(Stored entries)
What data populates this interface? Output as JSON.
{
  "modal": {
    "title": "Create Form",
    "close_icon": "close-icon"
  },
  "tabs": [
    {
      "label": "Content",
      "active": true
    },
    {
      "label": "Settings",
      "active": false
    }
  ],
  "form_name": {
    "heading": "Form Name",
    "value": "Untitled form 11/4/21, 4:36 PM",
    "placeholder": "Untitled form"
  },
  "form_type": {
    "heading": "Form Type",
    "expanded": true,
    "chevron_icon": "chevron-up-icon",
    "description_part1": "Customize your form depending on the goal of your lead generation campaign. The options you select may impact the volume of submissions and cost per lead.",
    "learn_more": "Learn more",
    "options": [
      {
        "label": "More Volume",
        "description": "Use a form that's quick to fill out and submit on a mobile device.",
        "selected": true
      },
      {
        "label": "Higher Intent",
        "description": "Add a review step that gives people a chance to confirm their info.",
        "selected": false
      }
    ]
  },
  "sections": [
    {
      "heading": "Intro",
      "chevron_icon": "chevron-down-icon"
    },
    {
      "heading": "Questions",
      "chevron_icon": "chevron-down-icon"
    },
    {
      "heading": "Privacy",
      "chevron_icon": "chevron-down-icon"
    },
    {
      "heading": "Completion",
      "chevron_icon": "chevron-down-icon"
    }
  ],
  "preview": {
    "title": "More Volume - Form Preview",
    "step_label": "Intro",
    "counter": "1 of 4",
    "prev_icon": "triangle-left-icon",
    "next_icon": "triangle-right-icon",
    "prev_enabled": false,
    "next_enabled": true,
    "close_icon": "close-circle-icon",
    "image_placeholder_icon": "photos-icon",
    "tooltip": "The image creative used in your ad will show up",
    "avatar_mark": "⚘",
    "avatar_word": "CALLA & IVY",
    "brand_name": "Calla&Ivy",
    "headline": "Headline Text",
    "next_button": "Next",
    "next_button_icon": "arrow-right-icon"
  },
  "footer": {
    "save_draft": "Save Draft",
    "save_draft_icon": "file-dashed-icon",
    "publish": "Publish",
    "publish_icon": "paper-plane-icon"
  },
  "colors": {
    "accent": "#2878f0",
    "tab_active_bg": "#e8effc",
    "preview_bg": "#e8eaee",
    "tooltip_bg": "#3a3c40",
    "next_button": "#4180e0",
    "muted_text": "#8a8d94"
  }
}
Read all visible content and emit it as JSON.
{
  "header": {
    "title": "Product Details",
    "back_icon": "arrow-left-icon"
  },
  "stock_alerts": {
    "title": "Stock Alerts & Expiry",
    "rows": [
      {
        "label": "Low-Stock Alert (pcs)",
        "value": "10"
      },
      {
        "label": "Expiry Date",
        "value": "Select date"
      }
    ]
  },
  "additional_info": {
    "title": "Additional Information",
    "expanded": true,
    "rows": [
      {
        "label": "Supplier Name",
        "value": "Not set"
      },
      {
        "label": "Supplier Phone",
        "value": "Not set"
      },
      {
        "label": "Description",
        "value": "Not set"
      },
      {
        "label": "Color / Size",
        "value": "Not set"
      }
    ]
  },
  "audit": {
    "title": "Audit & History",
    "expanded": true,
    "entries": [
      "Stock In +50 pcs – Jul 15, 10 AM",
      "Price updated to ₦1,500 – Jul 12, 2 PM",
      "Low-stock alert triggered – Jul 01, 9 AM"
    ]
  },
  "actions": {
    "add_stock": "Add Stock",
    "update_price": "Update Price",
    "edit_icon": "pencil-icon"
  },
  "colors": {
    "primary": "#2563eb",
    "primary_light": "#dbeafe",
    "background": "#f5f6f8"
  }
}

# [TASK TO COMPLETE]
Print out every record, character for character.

# [RESPONSE FOR THIS EXERCISE]
What data populates this interface? Output as JSON.
{
  "modal": {
    "title": "Create Form",
    "close_icon": "close-icon"
  },
  "tabs": [
    {
      "label": "Content",
      "active": true
    },
    {
      "label": "Settings",
      "active": false
    }
  ],
  "form_name": {
    "heading": "Form Name",
    "value": "Untitled form 11/4/21, 4:36 PM",
    "placeholder": "Untitled form"
  },
  "form_type": {
    "heading": "Form Type",
    "expanded": true,
    "chevron_icon": "chevron-up-icon",
    "description_part1": "Customize your form depending on the goal of your lead generation campaign. The options you select may impact the volume of submissions and cost per lead.",
    "learn_more": "Learn more",
    "options": [
      {
        "label": "More Volume",
        "description": "Use a form that's quick to fill out and submit on a mobile device.",
        "selected": true
      },
      {
        "label": "Higher Intent",
        "description": "Add a review step that gives people a chance to confirm their info.",
        "selected": false
      }
    ]
  },
  "sections": [
    {
      "heading": "Intro",
      "chevron_icon": "chevron-down-icon"
    },
    {
      "heading": "Questions",
      "chevron_icon": "chevron-down-icon"
    },
    {
      "heading": "Privacy",
      "chevron_icon": "chevron-down-icon"
    },
    {
      "heading": "Completion",
      "chevron_icon": "chevron-down-icon"
    }
  ],
  "preview": {
    "title": "More Volume - Form Preview",
    "step_label": "Intro",
    "counter": "1 of 4",
    "prev_icon": "triangle-left-icon",
    "next_icon": "triangle-right-icon",
    "prev_enabled": false,
    "next_enabled": true,
    "close_icon": "close-circle-icon",
    "image_placeholder_icon": "photos-icon",
    "tooltip": "The image creative used in your ad will show up",
    "avatar_mark": "⚘",
    "avatar_word": "CALLA & IVY",
    "brand_name": "Calla&Ivy",
    "headline": "Headline Text",
    "next_button": "Next",
    "next_button_icon": "arrow-right-icon"
  },
  "footer": {
    "save_draft": "Save Draft",
    "save_draft_icon": "file-dashed-icon",
    "publish": "Publish",
    "publish_icon": "paper-plane-icon"
  },
  "colors": {
    "accent": "#2878f0",
    "tab_active_bg": "#e8effc",
    "preview_bg": "#e8eaee",
    "tooltip_bg": "#3a3c40",
    "next_button": "#4180e0",
    "muted_text": "#8a8d94"
  }
}
Read all visible content and emit it as JSON.
{
  "header": {
    "title": "Product Details",
    "back_icon": "arrow-left-icon"
  },
  "stock_alerts": {
    "title": "Stock Alerts & Expiry",
    "rows": [
      {
        "label": "Low-Stock Alert (pcs)",
        "value": "10"
      },
      {
        "label": "Expiry Date",
        "value": "Select date"
      }
    ]
  },
  "additional_info": {
    "title": "Additional Information",
    "expanded": true,
    "rows": [
      {
        "label": "Supplier Name",
        "value": "Not set"
      },
      {
        "label": "Supplier Phone",
        "value": "Not set"
      },
      {
        "label": "Description",
        "value": "Not set"
      },
      {
        "label": "Color / Size",
        "value": "Not set"
      }
    ]
  },
  "audit": {
    "title": "Audit & History",
    "expanded": true,
    "entries": [
      "Stock In +50 pcs – Jul 15, 10 AM",
      "Price updated to ₦1,500 – Jul 12, 2 PM",
      "Low-stock alert triggered – Jul 01, 9 AM"
    ]
  },
  "actions": {
    "add_stock": "Add Stock",
    "update_price": "Update Price",
    "edit_icon": "pencil-icon"
  },
  "colors": {
    "primary": "#2563eb",
    "primary_light": "#dbeafe",
    "background": "#f5f6f8"
  }
}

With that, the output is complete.